■ **Information given**
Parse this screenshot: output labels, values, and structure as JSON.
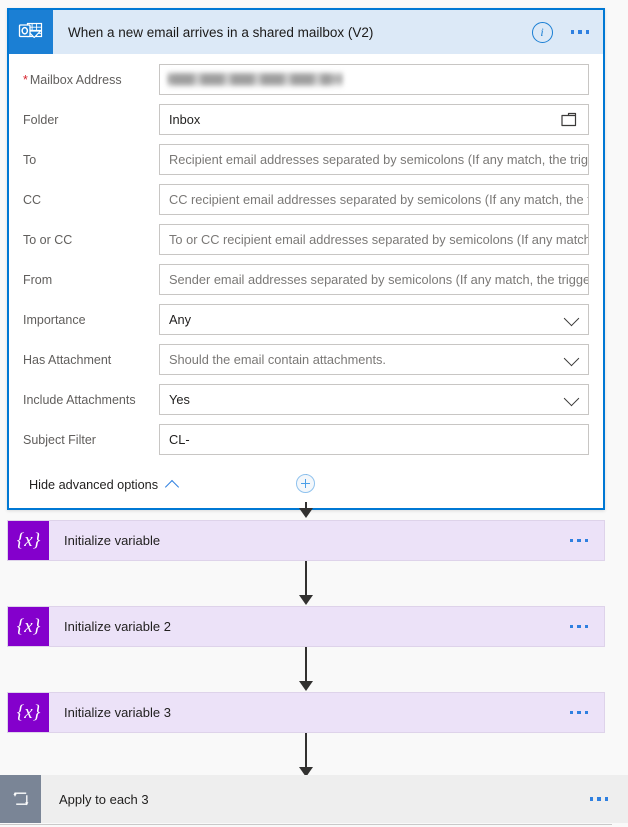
{
  "trigger": {
    "title": "When a new email arrives in a shared mailbox (V2)",
    "icon": "outlook-icon",
    "info_icon": "info-icon",
    "menu_icon": "ellipsis-icon",
    "header_bg": "#dce9f7",
    "icon_bg": "#1b7fd4",
    "border_color": "#0078d4",
    "fields": [
      {
        "label": "Mailbox Address",
        "required": true,
        "required_marker": "*",
        "type": "redacted",
        "value": "",
        "placeholder": ""
      },
      {
        "label": "Folder",
        "required": false,
        "type": "picker",
        "value": "Inbox",
        "placeholder": "",
        "icon": "folder-icon"
      },
      {
        "label": "To",
        "required": false,
        "type": "text",
        "value": "",
        "placeholder": "Recipient email addresses separated by semicolons (If any match, the trigger will fire)"
      },
      {
        "label": "CC",
        "required": false,
        "type": "text",
        "value": "",
        "placeholder": "CC recipient email addresses separated by semicolons (If any match, the trigger will fire)"
      },
      {
        "label": "To or CC",
        "required": false,
        "type": "text",
        "value": "",
        "placeholder": "To or CC recipient email addresses separated by semicolons (If any match, the trigger will fire)"
      },
      {
        "label": "From",
        "required": false,
        "type": "text",
        "value": "",
        "placeholder": "Sender email addresses separated by semicolons (If any match, the trigger will fire)"
      },
      {
        "label": "Importance",
        "required": false,
        "type": "dropdown",
        "value": "Any",
        "placeholder": "",
        "icon": "chevron-down-icon"
      },
      {
        "label": "Has Attachment",
        "required": false,
        "type": "dropdown",
        "value": "",
        "placeholder": "Should the email contain attachments.",
        "icon": "chevron-down-icon"
      },
      {
        "label": "Include Attachments",
        "required": false,
        "type": "dropdown",
        "value": "Yes",
        "placeholder": "",
        "icon": "chevron-down-icon"
      },
      {
        "label": "Subject Filter",
        "required": false,
        "type": "text",
        "value": "CL-",
        "placeholder": ""
      }
    ],
    "advanced_toggle": {
      "label": "Hide advanced options",
      "icon": "chevron-up-icon"
    }
  },
  "connector": {
    "add_button_label": "+",
    "add_button_icon": "plus-icon"
  },
  "actions": [
    {
      "title": "Initialize variable",
      "icon": "variable-icon",
      "icon_glyph": "{x}",
      "icon_bg": "#8400cc",
      "card_bg": "#ece2f8",
      "menu_icon": "ellipsis-icon"
    },
    {
      "title": "Initialize variable 2",
      "icon": "variable-icon",
      "icon_glyph": "{x}",
      "icon_bg": "#8400cc",
      "card_bg": "#ece2f8",
      "menu_icon": "ellipsis-icon"
    },
    {
      "title": "Initialize variable 3",
      "icon": "variable-icon",
      "icon_glyph": "{x}",
      "icon_bg": "#8400cc",
      "card_bg": "#ece2f8",
      "menu_icon": "ellipsis-icon"
    }
  ],
  "scope": {
    "title": "Apply to each 3",
    "icon": "loop-icon",
    "icon_bg": "#7a8596",
    "card_bg": "#eeeeee",
    "menu_icon": "ellipsis-icon"
  }
}
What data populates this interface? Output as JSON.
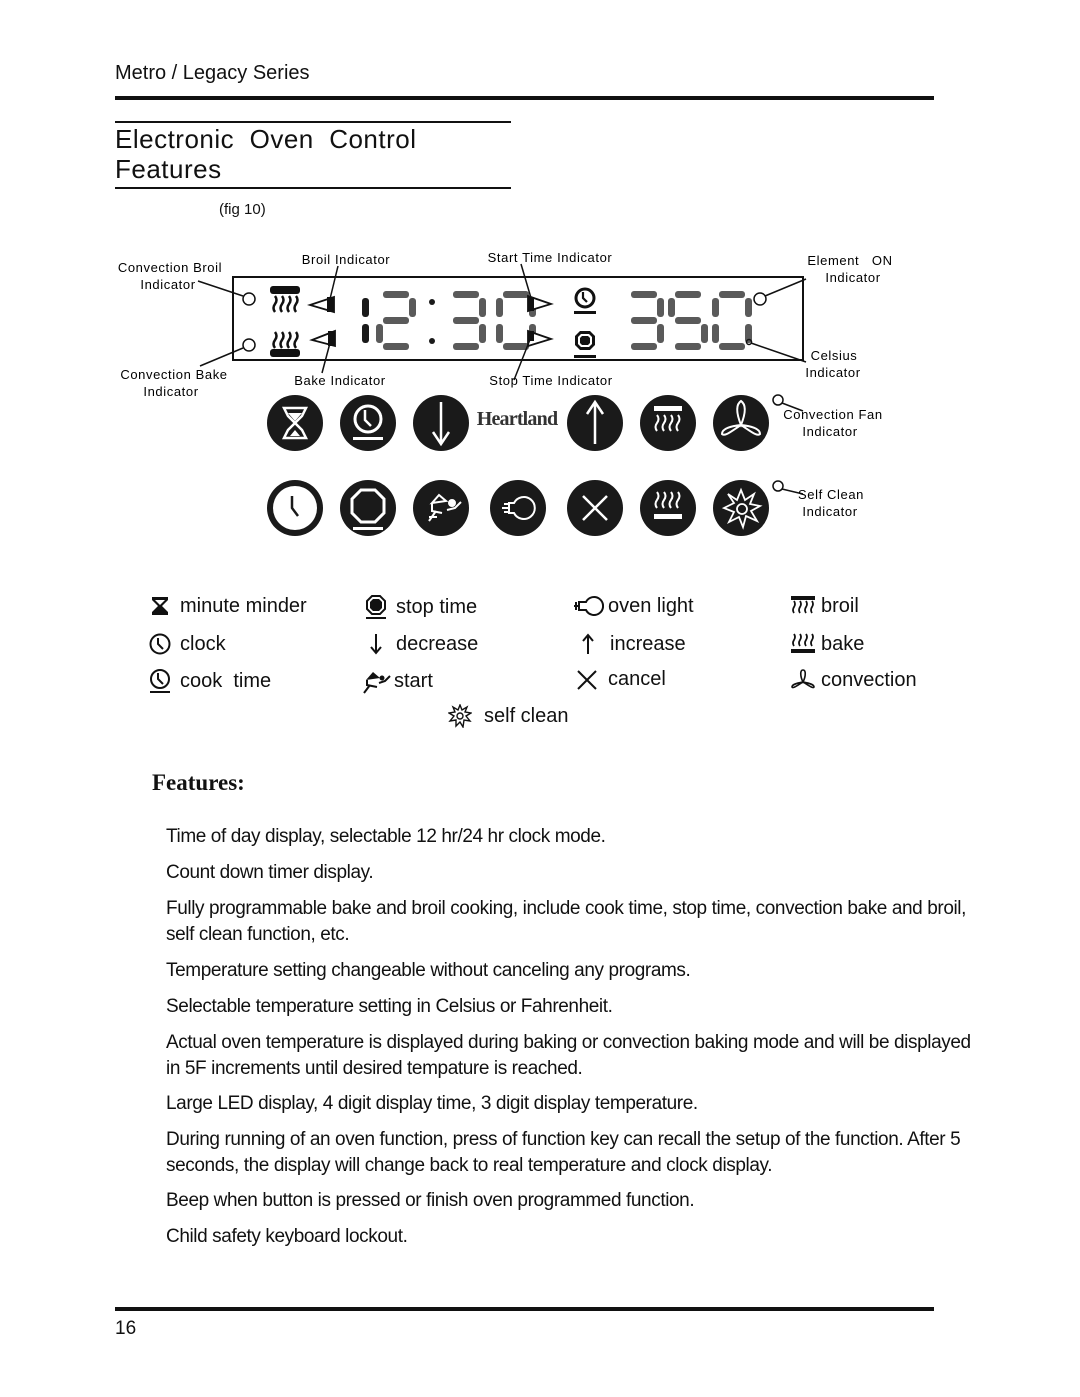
{
  "header": {
    "series": "Metro / Legacy Series"
  },
  "section": {
    "title_line1": "Electronic  Oven  Control",
    "title_line2": "Features",
    "figure_label": "(fig 10)"
  },
  "diagram": {
    "display": {
      "time": "12:30",
      "temperature": "350"
    },
    "callouts": {
      "convection_broil": [
        "Convection  Broil",
        "Indicator"
      ],
      "convection_bake": [
        "Convection  Bake",
        "Indicator"
      ],
      "broil": "Broil  Indicator",
      "bake": "Bake  Indicator",
      "start_time": "Start  Time  Indicator",
      "stop_time": "Stop  Time  Indicator",
      "element_on": [
        "Element   ON",
        "Indicator"
      ],
      "celsius": [
        "Celsius",
        "Indicator"
      ],
      "convection_fan": [
        "Convection  Fan",
        "Indicator"
      ],
      "self_clean": [
        "Self  Clean",
        "Indicator"
      ]
    },
    "brand": "Heartland",
    "keys_row1": [
      "minute-minder",
      "cook-time",
      "decrease",
      "increase",
      "broil",
      "convection"
    ],
    "keys_row2": [
      "clock",
      "stop-time",
      "start",
      "oven-light",
      "cancel",
      "bake",
      "self-clean"
    ]
  },
  "legend": [
    {
      "icon": "hourglass-icon",
      "label": "minute minder"
    },
    {
      "icon": "stop-time-icon",
      "label": "stop time"
    },
    {
      "icon": "light-bulb-icon",
      "label": "oven light"
    },
    {
      "icon": "broil-icon",
      "label": "broil"
    },
    {
      "icon": "clock-icon",
      "label": "clock"
    },
    {
      "icon": "arrow-down-icon",
      "label": "decrease"
    },
    {
      "icon": "arrow-up-icon",
      "label": "increase"
    },
    {
      "icon": "bake-icon",
      "label": "bake"
    },
    {
      "icon": "cook-time-icon",
      "label": "cook  time"
    },
    {
      "icon": "start-icon",
      "label": "start"
    },
    {
      "icon": "cancel-icon",
      "label": "cancel"
    },
    {
      "icon": "fan-icon",
      "label": "convection"
    },
    {
      "icon": "self-clean-icon",
      "label": "self clean"
    }
  ],
  "features": {
    "heading": "Features:",
    "items": [
      "Time of day display, selectable 12 hr/24 hr clock mode.",
      "Count down timer display.",
      "Fully programmable bake and broil cooking, include cook time, stop time, convection bake and broil, self clean function, etc.",
      "Temperature setting changeable without canceling any programs.",
      "Selectable temperature setting in Celsius or Fahrenheit.",
      "Actual oven temperature is displayed during baking or convection baking mode and will be displayed in 5F increments until desired tempature is reached.",
      "Large LED display, 4 digit display time, 3 digit display temperature.",
      "During running of an oven function, press of function key can recall the setup of the function. After 5 seconds, the display will change back to real temperature and clock display.",
      "Beep when button is pressed or finish oven programmed function.",
      "Child safety keyboard lockout."
    ]
  },
  "footer": {
    "page_number": "16"
  }
}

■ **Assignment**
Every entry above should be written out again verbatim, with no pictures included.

■ **Answer section**
Parse this screenshot: output labels, values, and structure as JSON.
{
  "trigger": {
    "title": "When a new email arrives in a shared mailbox (V2)",
    "icon": "outlook-icon",
    "info_icon": "info-icon",
    "menu_icon": "ellipsis-icon",
    "header_bg": "#dce9f7",
    "icon_bg": "#1b7fd4",
    "border_color": "#0078d4",
    "fields": [
      {
        "label": "Mailbox Address",
        "required": true,
        "required_marker": "*",
        "type": "redacted",
        "value": "",
        "placeholder": ""
      },
      {
        "label": "Folder",
        "required": false,
        "type": "picker",
        "value": "Inbox",
        "placeholder": "",
        "icon": "folder-icon"
      },
      {
        "label": "To",
        "required": false,
        "type": "text",
        "value": "",
        "placeholder": "Recipient email addresses separated by semicolons (If any match, the trigger will fire)"
      },
      {
        "label": "CC",
        "required": false,
        "type": "text",
        "value": "",
        "placeholder": "CC recipient email addresses separated by semicolons (If any match, the trigger will fire)"
      },
      {
        "label": "To or CC",
        "required": false,
        "type": "text",
        "value": "",
        "placeholder": "To or CC recipient email addresses separated by semicolons (If any match, the trigger will fire)"
      },
      {
        "label": "From",
        "required": false,
        "type": "text",
        "value": "",
        "placeholder": "Sender email addresses separated by semicolons (If any match, the trigger will fire)"
      },
      {
        "label": "Importance",
        "required": false,
        "type": "dropdown",
        "value": "Any",
        "placeholder": "",
        "icon": "chevron-down-icon"
      },
      {
        "label": "Has Attachment",
        "required": false,
        "type": "dropdown",
        "value": "",
        "placeholder": "Should the email contain attachments.",
        "icon": "chevron-down-icon"
      },
      {
        "label": "Include Attachments",
        "required": false,
        "type": "dropdown",
        "value": "Yes",
        "placeholder": "",
        "icon": "chevron-down-icon"
      },
      {
        "label": "Subject Filter",
        "required": false,
        "type": "text",
        "value": "CL-",
        "placeholder": ""
      }
    ],
    "advanced_toggle": {
      "label": "Hide advanced options",
      "icon": "chevron-up-icon"
    }
  },
  "connector": {
    "add_button_label": "+",
    "add_button_icon": "plus-icon"
  },
  "actions": [
    {
      "title": "Initialize variable",
      "icon": "variable-icon",
      "icon_glyph": "{x}",
      "icon_bg": "#8400cc",
      "card_bg": "#ece2f8",
      "menu_icon": "ellipsis-icon"
    },
    {
      "title": "Initialize variable 2",
      "icon": "variable-icon",
      "icon_glyph": "{x}",
      "icon_bg": "#8400cc",
      "card_bg": "#ece2f8",
      "menu_icon": "ellipsis-icon"
    },
    {
      "title": "Initialize variable 3",
      "icon": "variable-icon",
      "icon_glyph": "{x}",
      "icon_bg": "#8400cc",
      "card_bg": "#ece2f8",
      "menu_icon": "ellipsis-icon"
    }
  ],
  "scope": {
    "title": "Apply to each 3",
    "icon": "loop-icon",
    "icon_bg": "#7a8596",
    "card_bg": "#eeeeee",
    "menu_icon": "ellipsis-icon"
  }
}
What data populates this interface? Output as JSON.
{
  "header": {
    "series": "Metro / Legacy Series"
  },
  "section": {
    "title_line1": "Electronic  Oven  Control",
    "title_line2": "Features",
    "figure_label": "(fig 10)"
  },
  "diagram": {
    "display": {
      "time": "12:30",
      "temperature": "350"
    },
    "callouts": {
      "convection_broil": [
        "Convection  Broil",
        "Indicator"
      ],
      "convection_bake": [
        "Convection  Bake",
        "Indicator"
      ],
      "broil": "Broil  Indicator",
      "bake": "Bake  Indicator",
      "start_time": "Start  Time  Indicator",
      "stop_time": "Stop  Time  Indicator",
      "element_on": [
        "Element   ON",
        "Indicator"
      ],
      "celsius": [
        "Celsius",
        "Indicator"
      ],
      "convection_fan": [
        "Convection  Fan",
        "Indicator"
      ],
      "self_clean": [
        "Self  Clean",
        "Indicator"
      ]
    },
    "brand": "Heartland",
    "keys_row1": [
      "minute-minder",
      "cook-time",
      "decrease",
      "increase",
      "broil",
      "convection"
    ],
    "keys_row2": [
      "clock",
      "stop-time",
      "start",
      "oven-light",
      "cancel",
      "bake",
      "self-clean"
    ]
  },
  "legend": [
    {
      "icon": "hourglass-icon",
      "label": "minute minder"
    },
    {
      "icon": "stop-time-icon",
      "label": "stop time"
    },
    {
      "icon": "light-bulb-icon",
      "label": "oven light"
    },
    {
      "icon": "broil-icon",
      "label": "broil"
    },
    {
      "icon": "clock-icon",
      "label": "clock"
    },
    {
      "icon": "arrow-down-icon",
      "label": "decrease"
    },
    {
      "icon": "arrow-up-icon",
      "label": "increase"
    },
    {
      "icon": "bake-icon",
      "label": "bake"
    },
    {
      "icon": "cook-time-icon",
      "label": "cook  time"
    },
    {
      "icon": "start-icon",
      "label": "start"
    },
    {
      "icon": "cancel-icon",
      "label": "cancel"
    },
    {
      "icon": "fan-icon",
      "label": "convection"
    },
    {
      "icon": "self-clean-icon",
      "label": "self clean"
    }
  ],
  "features": {
    "heading": "Features:",
    "items": [
      "Time of day display, selectable 12 hr/24 hr clock mode.",
      "Count down timer display.",
      "Fully programmable bake and broil cooking, include cook time, stop time, convection bake and broil, self clean function, etc.",
      "Temperature setting changeable without canceling any programs.",
      "Selectable temperature setting in Celsius or Fahrenheit.",
      "Actual oven temperature is displayed during baking or convection baking mode and will be displayed in 5F increments until desired tempature is reached.",
      "Large LED display, 4 digit display time, 3 digit display temperature.",
      "During running of an oven function, press of function key can recall the setup of the function. After 5 seconds, the display will change back to real temperature and clock display.",
      "Beep when button is pressed or finish oven programmed function.",
      "Child safety keyboard lockout."
    ]
  },
  "footer": {
    "page_number": "16"
  }
}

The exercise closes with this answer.